I found that response quite interesting.  I don’t totally disagree.  It is a behavior.  We do have a choice.  But that doesn’t mean that some people may not be pre-programmed to be inclined make a particular choice.   We had spent all morning talking about the lifelong behaviors exhibited in children effected by drugs and alcohol.  Lifelong  behaviors triggered by being neglected as an infant.  Lifelong behaviors stemming out of sexual abuse. Lifelong behaviors from being placed in homes and ripped out multiple times.  In many cases these tendencies  can be overcome and the weaknesses can be mitigated through counseling and hard work, but the tendencies are there.

The sins of others do effect our behavior.  There is just no getting around it.  Some of it may be genetic, but a lot of it might be caused by the damage of being sinned against.  We are an already broken people and we live in an erosive society.   As everyone around us sins, it knocks us off of our feet.   We are swept into the river and are flailing about grasping in panic trying to find a way out of our inevitable fate.  For many their coping mechanism is to accept the fate and to find a comfortable vice that will sooth them to death.  Drugs, alcohol, sexuality etc are all self-soothing vices.  The vices damage our potential for a solid legacy,  but if we don’t have stability for ourselves, we have little hope for stability for our offspring.

The Christian response ought not be to shrug judgmentally as we watch people perishing.  “It’s a choice”

People make that choice because they have no hope of anything solid to grasp onto.  We need to show them a choice.  God offers redemption for all.  His love pours forth to a thousand generations.  The sinner just doesn’t see God’s promise as something graspable.    Most folks will continue on the wide road —  grasping their comforting vice, and we ought not fret over their rejection.  As we witness faithfully, God will use us to call some to the narrow road.  They will let go of their soothing vice and walk in new life.     That new life will be seen by others — and will give hope to others – and perhaps will lead even more to the narrow road.

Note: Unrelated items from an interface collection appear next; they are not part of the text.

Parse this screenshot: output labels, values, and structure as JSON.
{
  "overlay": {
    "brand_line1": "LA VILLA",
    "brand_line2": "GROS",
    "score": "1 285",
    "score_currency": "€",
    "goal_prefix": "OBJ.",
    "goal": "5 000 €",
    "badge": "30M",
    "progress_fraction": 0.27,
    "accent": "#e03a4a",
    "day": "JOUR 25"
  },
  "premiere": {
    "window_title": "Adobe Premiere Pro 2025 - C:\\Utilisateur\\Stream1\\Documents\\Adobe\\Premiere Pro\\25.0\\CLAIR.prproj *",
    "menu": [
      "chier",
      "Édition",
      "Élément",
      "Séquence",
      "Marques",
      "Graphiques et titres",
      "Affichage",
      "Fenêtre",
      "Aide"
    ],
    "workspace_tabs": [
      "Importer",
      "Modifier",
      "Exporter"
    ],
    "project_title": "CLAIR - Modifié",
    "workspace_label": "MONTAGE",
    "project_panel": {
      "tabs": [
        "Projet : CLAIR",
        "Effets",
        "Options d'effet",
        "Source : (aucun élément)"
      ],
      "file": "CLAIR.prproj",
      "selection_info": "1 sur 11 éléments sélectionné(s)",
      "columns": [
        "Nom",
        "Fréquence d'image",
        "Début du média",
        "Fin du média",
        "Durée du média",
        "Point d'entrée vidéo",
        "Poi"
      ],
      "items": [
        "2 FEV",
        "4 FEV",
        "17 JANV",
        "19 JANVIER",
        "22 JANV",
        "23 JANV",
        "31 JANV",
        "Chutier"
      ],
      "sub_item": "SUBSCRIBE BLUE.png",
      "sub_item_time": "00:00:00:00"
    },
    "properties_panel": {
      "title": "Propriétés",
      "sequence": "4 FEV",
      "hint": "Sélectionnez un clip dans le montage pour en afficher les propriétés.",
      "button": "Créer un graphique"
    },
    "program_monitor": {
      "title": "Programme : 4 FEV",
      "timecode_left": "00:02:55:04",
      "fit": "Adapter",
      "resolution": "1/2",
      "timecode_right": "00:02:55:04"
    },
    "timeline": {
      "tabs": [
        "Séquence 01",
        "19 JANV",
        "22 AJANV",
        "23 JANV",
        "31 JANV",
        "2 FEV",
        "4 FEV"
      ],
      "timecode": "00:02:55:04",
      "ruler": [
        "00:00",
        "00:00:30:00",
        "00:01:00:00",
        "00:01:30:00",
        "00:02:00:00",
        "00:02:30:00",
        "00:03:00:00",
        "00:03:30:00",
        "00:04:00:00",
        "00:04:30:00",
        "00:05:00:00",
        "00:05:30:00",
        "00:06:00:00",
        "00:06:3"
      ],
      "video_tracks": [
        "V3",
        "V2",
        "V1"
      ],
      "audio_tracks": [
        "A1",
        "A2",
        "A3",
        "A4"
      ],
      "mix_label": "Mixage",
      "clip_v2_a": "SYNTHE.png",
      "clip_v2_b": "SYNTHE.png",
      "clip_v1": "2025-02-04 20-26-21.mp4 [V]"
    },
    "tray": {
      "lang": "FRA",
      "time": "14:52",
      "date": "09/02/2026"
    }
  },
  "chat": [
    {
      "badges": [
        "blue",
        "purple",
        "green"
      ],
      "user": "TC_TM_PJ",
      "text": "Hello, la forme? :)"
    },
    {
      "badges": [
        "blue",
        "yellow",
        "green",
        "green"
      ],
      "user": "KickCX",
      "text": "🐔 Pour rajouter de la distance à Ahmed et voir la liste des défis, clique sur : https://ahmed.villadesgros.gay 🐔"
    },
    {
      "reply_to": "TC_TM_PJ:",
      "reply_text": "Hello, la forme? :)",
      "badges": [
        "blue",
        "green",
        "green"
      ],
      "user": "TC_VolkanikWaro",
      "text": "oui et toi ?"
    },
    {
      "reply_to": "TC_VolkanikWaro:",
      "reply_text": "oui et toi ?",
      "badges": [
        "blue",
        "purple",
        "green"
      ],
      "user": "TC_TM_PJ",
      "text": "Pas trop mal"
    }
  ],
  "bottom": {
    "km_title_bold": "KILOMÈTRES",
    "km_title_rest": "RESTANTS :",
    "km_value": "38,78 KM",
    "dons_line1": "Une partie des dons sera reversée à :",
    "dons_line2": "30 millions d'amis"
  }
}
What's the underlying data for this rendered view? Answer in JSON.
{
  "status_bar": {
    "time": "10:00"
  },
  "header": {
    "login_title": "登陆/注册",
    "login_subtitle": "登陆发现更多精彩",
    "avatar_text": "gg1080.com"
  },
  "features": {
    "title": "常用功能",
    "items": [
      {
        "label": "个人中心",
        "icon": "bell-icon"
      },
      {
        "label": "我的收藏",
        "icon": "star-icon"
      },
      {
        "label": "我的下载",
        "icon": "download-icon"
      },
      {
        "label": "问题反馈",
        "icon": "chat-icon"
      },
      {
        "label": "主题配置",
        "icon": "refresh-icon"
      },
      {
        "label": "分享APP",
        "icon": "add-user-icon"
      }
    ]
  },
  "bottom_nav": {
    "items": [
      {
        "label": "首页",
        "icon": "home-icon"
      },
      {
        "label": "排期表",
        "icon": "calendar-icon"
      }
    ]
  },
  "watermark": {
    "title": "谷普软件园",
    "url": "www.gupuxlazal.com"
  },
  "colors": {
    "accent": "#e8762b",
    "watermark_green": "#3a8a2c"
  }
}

Posted in Christianity, Doctrines of Grace, Parenting • Tags: , , , , Top Of Page